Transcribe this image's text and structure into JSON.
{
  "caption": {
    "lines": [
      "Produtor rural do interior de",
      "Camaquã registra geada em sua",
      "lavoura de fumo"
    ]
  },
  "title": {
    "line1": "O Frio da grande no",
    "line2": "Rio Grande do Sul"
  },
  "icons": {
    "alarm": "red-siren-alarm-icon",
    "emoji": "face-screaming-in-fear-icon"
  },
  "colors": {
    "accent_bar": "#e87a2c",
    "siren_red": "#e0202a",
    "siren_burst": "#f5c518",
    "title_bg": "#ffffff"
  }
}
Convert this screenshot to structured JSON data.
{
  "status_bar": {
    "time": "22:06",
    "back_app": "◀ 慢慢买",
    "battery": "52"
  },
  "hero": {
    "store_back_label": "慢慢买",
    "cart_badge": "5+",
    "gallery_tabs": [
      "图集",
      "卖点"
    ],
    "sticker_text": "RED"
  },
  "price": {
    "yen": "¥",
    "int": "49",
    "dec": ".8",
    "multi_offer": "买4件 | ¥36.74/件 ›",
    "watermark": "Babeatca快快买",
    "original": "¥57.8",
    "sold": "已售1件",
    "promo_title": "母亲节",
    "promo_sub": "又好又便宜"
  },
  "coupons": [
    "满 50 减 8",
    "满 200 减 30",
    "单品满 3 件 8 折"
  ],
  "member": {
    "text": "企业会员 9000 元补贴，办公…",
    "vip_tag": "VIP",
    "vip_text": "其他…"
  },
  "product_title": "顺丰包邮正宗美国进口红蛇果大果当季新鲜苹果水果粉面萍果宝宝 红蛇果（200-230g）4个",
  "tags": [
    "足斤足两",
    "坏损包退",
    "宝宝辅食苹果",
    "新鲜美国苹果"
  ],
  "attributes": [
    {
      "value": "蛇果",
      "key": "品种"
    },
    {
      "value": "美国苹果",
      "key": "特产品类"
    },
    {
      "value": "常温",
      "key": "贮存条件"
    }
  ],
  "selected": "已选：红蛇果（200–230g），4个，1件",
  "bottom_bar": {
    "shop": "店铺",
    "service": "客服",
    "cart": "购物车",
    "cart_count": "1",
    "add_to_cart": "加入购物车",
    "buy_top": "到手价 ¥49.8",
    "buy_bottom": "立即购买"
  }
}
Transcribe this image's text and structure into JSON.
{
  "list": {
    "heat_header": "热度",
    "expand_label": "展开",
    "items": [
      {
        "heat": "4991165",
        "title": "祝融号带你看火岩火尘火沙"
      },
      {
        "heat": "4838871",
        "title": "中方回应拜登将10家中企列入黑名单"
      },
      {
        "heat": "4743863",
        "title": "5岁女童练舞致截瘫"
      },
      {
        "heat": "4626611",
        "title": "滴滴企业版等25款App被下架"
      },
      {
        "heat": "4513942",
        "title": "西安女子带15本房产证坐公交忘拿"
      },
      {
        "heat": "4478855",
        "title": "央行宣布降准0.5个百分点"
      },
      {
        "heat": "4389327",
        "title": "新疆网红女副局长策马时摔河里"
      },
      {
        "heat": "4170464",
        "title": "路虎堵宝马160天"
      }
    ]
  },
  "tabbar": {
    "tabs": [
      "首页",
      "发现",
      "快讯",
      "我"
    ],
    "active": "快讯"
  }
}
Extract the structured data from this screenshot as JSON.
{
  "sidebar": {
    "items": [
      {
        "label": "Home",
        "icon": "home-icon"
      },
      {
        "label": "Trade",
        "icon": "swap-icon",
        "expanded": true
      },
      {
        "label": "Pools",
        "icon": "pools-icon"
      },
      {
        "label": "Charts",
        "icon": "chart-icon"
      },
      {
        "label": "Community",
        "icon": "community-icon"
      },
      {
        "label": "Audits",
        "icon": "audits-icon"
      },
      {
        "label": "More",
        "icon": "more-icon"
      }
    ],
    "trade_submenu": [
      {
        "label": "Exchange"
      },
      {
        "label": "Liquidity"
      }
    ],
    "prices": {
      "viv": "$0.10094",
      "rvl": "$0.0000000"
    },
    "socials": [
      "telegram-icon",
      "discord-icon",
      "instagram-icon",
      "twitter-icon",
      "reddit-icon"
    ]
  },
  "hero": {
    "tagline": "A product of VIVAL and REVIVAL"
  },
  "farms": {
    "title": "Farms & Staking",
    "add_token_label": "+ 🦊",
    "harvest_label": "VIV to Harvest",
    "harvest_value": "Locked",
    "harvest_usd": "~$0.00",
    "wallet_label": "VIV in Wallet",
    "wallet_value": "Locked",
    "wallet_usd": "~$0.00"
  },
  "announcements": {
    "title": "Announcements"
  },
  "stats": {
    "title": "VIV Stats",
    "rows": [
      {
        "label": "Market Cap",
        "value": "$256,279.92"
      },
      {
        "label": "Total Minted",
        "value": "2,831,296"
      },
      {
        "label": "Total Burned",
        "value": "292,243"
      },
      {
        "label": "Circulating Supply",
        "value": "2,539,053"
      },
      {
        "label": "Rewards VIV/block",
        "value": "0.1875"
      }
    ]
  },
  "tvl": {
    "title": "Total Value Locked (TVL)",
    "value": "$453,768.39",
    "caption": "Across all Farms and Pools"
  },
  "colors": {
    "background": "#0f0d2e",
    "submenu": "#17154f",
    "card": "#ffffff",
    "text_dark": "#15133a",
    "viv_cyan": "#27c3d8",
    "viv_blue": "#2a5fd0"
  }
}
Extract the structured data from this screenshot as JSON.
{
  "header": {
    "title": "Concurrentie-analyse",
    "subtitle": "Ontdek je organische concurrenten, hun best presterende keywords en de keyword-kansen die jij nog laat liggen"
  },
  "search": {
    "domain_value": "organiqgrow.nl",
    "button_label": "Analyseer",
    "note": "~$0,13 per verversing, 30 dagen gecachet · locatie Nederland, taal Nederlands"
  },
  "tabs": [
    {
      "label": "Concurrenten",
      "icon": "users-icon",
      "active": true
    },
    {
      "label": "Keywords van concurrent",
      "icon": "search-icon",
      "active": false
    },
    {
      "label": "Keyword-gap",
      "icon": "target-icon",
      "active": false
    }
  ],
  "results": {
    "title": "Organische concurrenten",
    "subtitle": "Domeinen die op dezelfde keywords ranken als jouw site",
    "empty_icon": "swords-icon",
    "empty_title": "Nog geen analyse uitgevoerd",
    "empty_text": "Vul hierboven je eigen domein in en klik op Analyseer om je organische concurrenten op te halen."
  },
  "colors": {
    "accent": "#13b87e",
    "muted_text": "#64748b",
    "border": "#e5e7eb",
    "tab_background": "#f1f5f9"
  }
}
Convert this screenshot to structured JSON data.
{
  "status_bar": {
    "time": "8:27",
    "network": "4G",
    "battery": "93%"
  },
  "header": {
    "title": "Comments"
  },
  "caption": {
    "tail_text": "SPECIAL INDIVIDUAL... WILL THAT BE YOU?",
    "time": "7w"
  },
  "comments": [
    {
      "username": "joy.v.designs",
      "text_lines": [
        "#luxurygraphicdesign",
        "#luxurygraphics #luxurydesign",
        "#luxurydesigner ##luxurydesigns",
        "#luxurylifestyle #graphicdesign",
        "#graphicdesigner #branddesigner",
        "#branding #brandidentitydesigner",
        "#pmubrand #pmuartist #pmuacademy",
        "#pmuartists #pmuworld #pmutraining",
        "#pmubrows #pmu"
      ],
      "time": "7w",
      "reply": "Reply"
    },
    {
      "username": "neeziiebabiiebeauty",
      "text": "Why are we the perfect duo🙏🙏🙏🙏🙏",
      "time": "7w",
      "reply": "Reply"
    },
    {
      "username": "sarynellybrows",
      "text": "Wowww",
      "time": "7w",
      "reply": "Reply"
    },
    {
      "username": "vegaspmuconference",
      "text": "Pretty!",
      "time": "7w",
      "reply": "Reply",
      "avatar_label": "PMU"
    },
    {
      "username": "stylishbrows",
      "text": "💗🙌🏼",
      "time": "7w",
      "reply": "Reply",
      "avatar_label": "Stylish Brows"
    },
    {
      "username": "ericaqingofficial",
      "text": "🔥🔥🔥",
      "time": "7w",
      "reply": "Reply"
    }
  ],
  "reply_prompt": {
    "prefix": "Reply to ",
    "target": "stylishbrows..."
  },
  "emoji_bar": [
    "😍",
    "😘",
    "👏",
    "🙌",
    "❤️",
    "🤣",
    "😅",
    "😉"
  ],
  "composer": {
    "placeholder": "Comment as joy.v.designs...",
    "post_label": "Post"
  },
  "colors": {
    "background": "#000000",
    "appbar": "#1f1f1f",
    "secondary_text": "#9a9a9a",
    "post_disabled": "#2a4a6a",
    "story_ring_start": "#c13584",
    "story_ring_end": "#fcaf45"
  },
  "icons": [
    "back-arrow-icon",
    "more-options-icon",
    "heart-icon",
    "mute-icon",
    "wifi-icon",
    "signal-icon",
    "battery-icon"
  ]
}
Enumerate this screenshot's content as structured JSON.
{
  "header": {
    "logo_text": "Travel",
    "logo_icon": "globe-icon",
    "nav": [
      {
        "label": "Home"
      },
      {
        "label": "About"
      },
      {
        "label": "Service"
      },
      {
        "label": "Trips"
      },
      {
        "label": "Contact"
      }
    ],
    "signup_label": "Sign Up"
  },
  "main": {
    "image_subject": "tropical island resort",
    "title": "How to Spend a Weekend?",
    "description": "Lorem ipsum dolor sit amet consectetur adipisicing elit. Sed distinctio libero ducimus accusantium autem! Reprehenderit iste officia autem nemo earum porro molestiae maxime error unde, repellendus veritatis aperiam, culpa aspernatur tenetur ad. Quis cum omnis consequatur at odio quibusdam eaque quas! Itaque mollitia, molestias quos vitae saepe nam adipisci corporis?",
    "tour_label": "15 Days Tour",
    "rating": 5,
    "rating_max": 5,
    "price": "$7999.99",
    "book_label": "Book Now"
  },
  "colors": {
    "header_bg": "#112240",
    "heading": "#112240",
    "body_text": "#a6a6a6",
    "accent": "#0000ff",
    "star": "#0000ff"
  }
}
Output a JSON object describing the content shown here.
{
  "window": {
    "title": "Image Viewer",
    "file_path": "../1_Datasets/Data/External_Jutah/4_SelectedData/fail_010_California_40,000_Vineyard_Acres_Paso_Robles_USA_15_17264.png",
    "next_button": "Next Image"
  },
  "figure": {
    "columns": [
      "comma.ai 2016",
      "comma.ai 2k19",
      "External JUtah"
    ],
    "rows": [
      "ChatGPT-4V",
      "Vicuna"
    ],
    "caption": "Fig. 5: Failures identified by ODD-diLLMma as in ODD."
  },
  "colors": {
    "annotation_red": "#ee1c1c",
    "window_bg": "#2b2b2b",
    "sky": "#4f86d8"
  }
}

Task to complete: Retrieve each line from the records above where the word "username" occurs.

Worked solution:
      "username": "joy.v.designs",
      "username": "neeziiebabiiebeauty",
      "username": "sarynellybrows",
      "username": "vegaspmuconference",
      "username": "stylishbrows",
      "username": "ericaqingofficial",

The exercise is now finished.